## Your instructions
Line by line, return everything in the listing exactly.

(Supplied data Opens)

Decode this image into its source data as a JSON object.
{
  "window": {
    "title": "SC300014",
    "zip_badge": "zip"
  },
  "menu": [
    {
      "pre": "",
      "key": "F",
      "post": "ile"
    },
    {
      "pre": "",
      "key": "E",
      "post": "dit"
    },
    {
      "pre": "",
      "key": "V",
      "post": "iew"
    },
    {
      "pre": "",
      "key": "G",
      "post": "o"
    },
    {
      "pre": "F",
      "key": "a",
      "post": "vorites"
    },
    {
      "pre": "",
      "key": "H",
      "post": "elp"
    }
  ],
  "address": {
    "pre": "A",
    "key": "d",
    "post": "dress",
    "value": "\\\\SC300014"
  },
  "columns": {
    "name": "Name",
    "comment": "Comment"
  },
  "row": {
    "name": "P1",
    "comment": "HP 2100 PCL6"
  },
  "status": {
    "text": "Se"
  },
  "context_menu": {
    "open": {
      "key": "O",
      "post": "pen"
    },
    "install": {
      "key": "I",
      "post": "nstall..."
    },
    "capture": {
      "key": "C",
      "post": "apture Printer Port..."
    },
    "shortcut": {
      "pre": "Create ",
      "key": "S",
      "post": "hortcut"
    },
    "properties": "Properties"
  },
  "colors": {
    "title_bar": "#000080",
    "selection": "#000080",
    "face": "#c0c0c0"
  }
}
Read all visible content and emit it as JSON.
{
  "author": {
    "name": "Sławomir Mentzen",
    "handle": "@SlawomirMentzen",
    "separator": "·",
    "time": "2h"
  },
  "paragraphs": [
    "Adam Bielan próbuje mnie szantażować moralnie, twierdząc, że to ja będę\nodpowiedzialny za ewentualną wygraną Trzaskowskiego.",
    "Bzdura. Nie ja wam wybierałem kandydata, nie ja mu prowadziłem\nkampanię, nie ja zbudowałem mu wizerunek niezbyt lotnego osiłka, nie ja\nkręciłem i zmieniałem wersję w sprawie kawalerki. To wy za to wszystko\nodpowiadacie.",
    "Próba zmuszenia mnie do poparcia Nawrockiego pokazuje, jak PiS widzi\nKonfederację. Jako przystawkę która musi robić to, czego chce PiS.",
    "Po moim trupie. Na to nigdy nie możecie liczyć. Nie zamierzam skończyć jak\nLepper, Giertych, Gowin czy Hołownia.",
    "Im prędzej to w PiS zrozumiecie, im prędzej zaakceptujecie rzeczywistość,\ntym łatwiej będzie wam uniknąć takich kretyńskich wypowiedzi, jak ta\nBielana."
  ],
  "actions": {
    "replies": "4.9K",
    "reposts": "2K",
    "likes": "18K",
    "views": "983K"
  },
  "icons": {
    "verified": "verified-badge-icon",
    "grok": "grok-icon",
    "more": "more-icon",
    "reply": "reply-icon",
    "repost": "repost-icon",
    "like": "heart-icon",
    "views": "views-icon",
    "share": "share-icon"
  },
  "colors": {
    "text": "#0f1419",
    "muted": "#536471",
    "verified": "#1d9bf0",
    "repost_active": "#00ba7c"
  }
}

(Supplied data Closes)

## Answer for the task
Decode this image into its source data as a JSON object.
{
  "window": {
    "title": "SC300014",
    "zip_badge": "zip"
  },
  "menu": [
    {
      "pre": "",
      "key": "F",
      "post": "ile"
    },
    {
      "pre": "",
      "key": "E",
      "post": "dit"
    },
    {
      "pre": "",
      "key": "V",
      "post": "iew"
    },
    {
      "pre": "",
      "key": "G",
      "post": "o"
    },
    {
      "pre": "F",
      "key": "a",
      "post": "vorites"
    },
    {
      "pre": "",
      "key": "H",
      "post": "elp"
    }
  ],
  "address": {
    "pre": "A",
    "key": "d",
    "post": "dress",
    "value": "\\\\SC300014"
  },
  "columns": {
    "name": "Name",
    "comment": "Comment"
  },
  "row": {
    "name": "P1",
    "comment": "HP 2100 PCL6"
  },
  "status": {
    "text": "Se"
  },
  "context_menu": {
    "open": {
      "key": "O",
      "post": "pen"
    },
    "install": {
      "key": "I",
      "post": "nstall..."
    },
    "capture": {
      "key": "C",
      "post": "apture Printer Port..."
    },
    "shortcut": {
      "pre": "Create ",
      "key": "S",
      "post": "hortcut"
    },
    "properties": "Properties"
  },
  "colors": {
    "title_bar": "#000080",
    "selection": "#000080",
    "face": "#c0c0c0"
  }
}
Read all visible content and emit it as JSON.
{
  "author": {
    "name": "Sławomir Mentzen",
    "handle": "@SlawomirMentzen",
    "separator": "·",
    "time": "2h"
  },
  "paragraphs": [
    "Adam Bielan próbuje mnie szantażować moralnie, twierdząc, że to ja będę\nodpowiedzialny za ewentualną wygraną Trzaskowskiego.",
    "Bzdura. Nie ja wam wybierałem kandydata, nie ja mu prowadziłem\nkampanię, nie ja zbudowałem mu wizerunek niezbyt lotnego osiłka, nie ja\nkręciłem i zmieniałem wersję w sprawie kawalerki. To wy za to wszystko\nodpowiadacie.",
    "Próba zmuszenia mnie do poparcia Nawrockiego pokazuje, jak PiS widzi\nKonfederację. Jako przystawkę która musi robić to, czego chce PiS.",
    "Po moim trupie. Na to nigdy nie możecie liczyć. Nie zamierzam skończyć jak\nLepper, Giertych, Gowin czy Hołownia.",
    "Im prędzej to w PiS zrozumiecie, im prędzej zaakceptujecie rzeczywistość,\ntym łatwiej będzie wam uniknąć takich kretyńskich wypowiedzi, jak ta\nBielana."
  ],
  "actions": {
    "replies": "4.9K",
    "reposts": "2K",
    "likes": "18K",
    "views": "983K"
  },
  "icons": {
    "verified": "verified-badge-icon",
    "grok": "grok-icon",
    "more": "more-icon",
    "reply": "reply-icon",
    "repost": "repost-icon",
    "like": "heart-icon",
    "views": "views-icon",
    "share": "share-icon"
  },
  "colors": {
    "text": "#0f1419",
    "muted": "#536471",
    "verified": "#1d9bf0",
    "repost_active": "#00ba7c"
  }
}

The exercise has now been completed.